On 6 October 2008, the OTP publicly called for renewed efforts to arrest top LRA commanders Joseph Kony, Okot Odhiambo and Dominic Ongwen “in the light of serious and converging information on attacks by the LRA against civilians in the DRC.” On 21 October 2008, ICC Pre-Trial Chamber II requested the DRC to provide information on the measures taken for the execution of these arrest warrants. The same day, the UNSC issued a resolution reminding the international community of the ICC indictments against the LRA. The European parliament meanwhile adopted a resolution on the indictment and bringing to trial of Joseph Kony at the ICC.
In March 2008, the Government of Uganda submitted a response to the Court explaining that “[t]he establishment of the special division of the High Court and the enactment of the relevant legislation shall take place after the signing of the final peace agreement with the Lord’s Resistance Army/Movement. With respect to the impact of these developments on the execution of the arrest warrants, the Government of Uganda stated that the special division of the High Court is not meant to supplant the work of the International Criminal Court and accordingly those individuals who were indicted by the International Criminal Court will [sic] have to be brought before the special division of the High Court for trial.”
On 18 June, 2008, Pre-Trial Chamber II requested further information from the Republic of Uganda, after the reported failure to sign the final peace agreement by the respective parties. In particular, the Chamber requested information as to the steps undertaken by the Republic of Uganda with a view to executing the warrants of arrest.
On 9 July, 2008, the Republic of Uganda responded that the comprehensive peace agreement was indeed not signed; that the Republic of Uganda remained committed to executing the warrants of arrest; and that the Government of Uganda continues to spare no effort in its attempt to secure the cooperation of the DRC in order to trace the LRA in the Garamba National Park, which is on the DRC territory.
The situation of Uganda has been assigned to Pre-Trial Chamber II which is composed of Judge Hans-Peter Kaul, Judge Ekaterina Trendafilova and Judge Cuno Tarfusser.

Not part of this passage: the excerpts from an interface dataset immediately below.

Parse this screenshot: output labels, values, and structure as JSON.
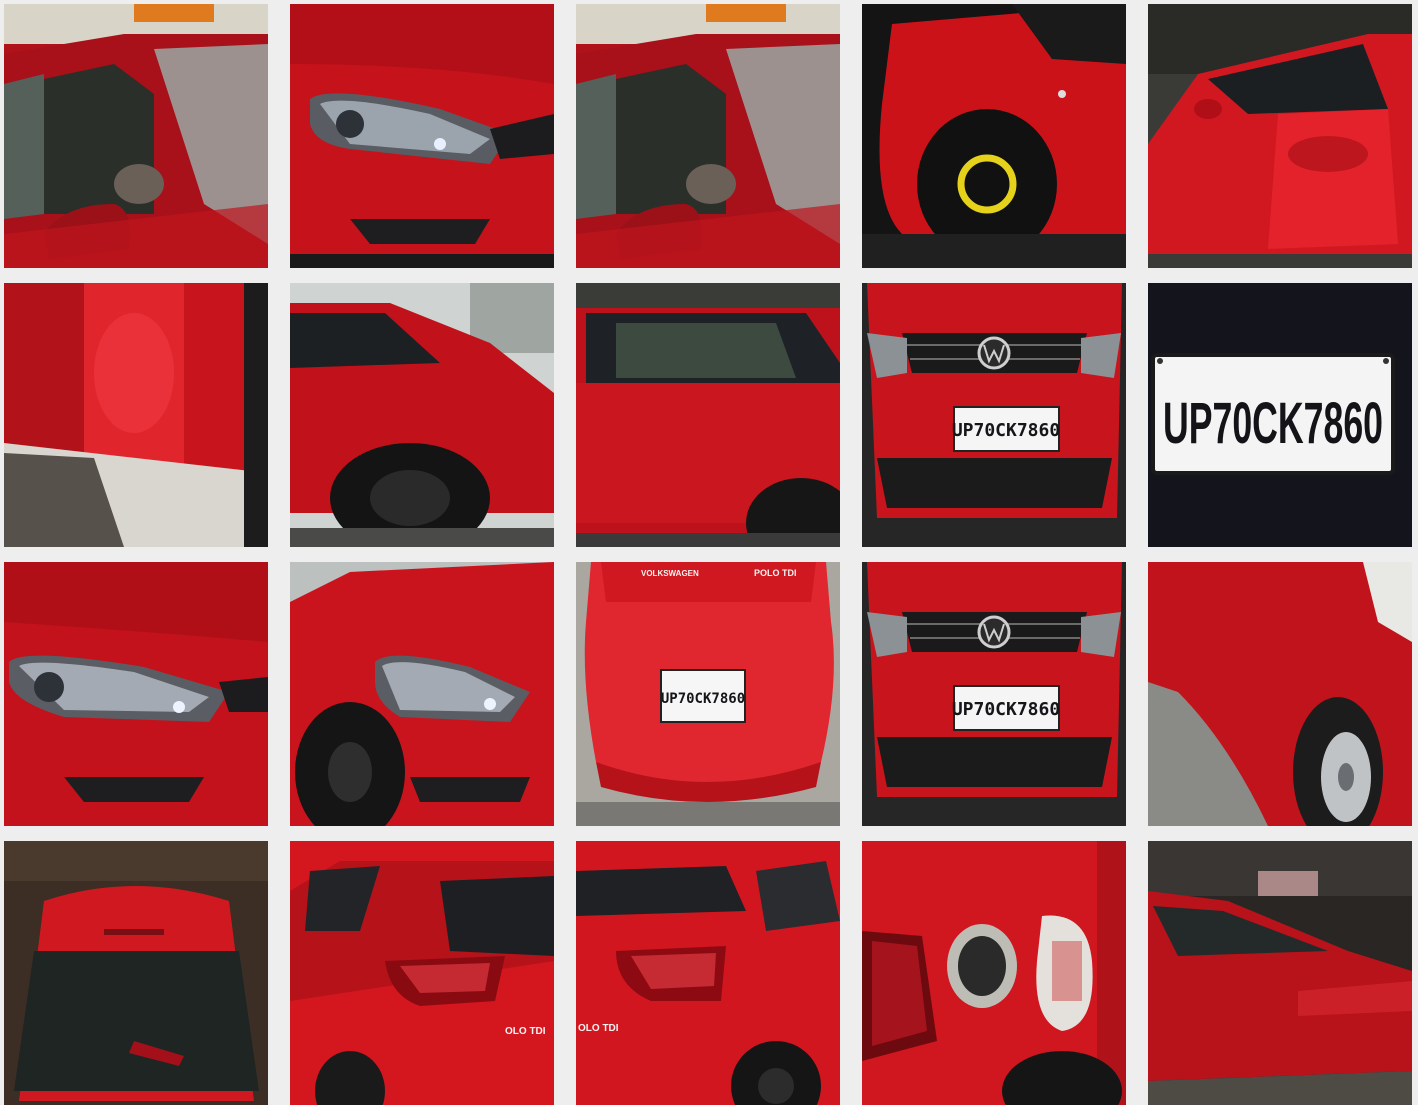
{
  "gallery": {
    "plate_number": "UP70CK7860",
    "rear_badge": "POLO TDI",
    "rear_brand_text": "VOLKSWAGEN",
    "side_badge": "OLO TDI",
    "tiles": [
      {
        "id": 1,
        "subject": "front-left-window-mirror"
      },
      {
        "id": 2,
        "subject": "headlight-closeup"
      },
      {
        "id": 3,
        "subject": "front-left-window-mirror"
      },
      {
        "id": 4,
        "subject": "front-wheel-spare"
      },
      {
        "id": 5,
        "subject": "driver-door"
      },
      {
        "id": 6,
        "subject": "door-panel-shadow"
      },
      {
        "id": 7,
        "subject": "rear-quarter-wheel"
      },
      {
        "id": 8,
        "subject": "side-rear-window"
      },
      {
        "id": 9,
        "subject": "front-grille-plate"
      },
      {
        "id": 10,
        "subject": "plate-closeup"
      },
      {
        "id": 11,
        "subject": "headlight-bumper"
      },
      {
        "id": 12,
        "subject": "front-corner-wheel"
      },
      {
        "id": 13,
        "subject": "rear-plate"
      },
      {
        "id": 14,
        "subject": "front-grille-plate"
      },
      {
        "id": 15,
        "subject": "front-fender-wheel"
      },
      {
        "id": 16,
        "subject": "roof-rear-windshield"
      },
      {
        "id": 17,
        "subject": "tail-light-left"
      },
      {
        "id": 18,
        "subject": "tail-light-right"
      },
      {
        "id": 19,
        "subject": "fuel-cap-open"
      },
      {
        "id": 20,
        "subject": "side-in-garage"
      }
    ]
  },
  "colors": {
    "background": "#eeeeee",
    "car_red": "#d4161f",
    "car_dark": "#8a0b12",
    "glass": "#2a2f33",
    "tyre": "#1a1a1a"
  }
}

The ICC has established a field office in Kampala, Uganda, to support the operation in Uganda.
Court decisions concerning Uganda can be found on the ICC's website.
18 Jan 2012
18 Oct 2011
10 Oct 2011
20 July 2011
02 June 2011
28 June 2010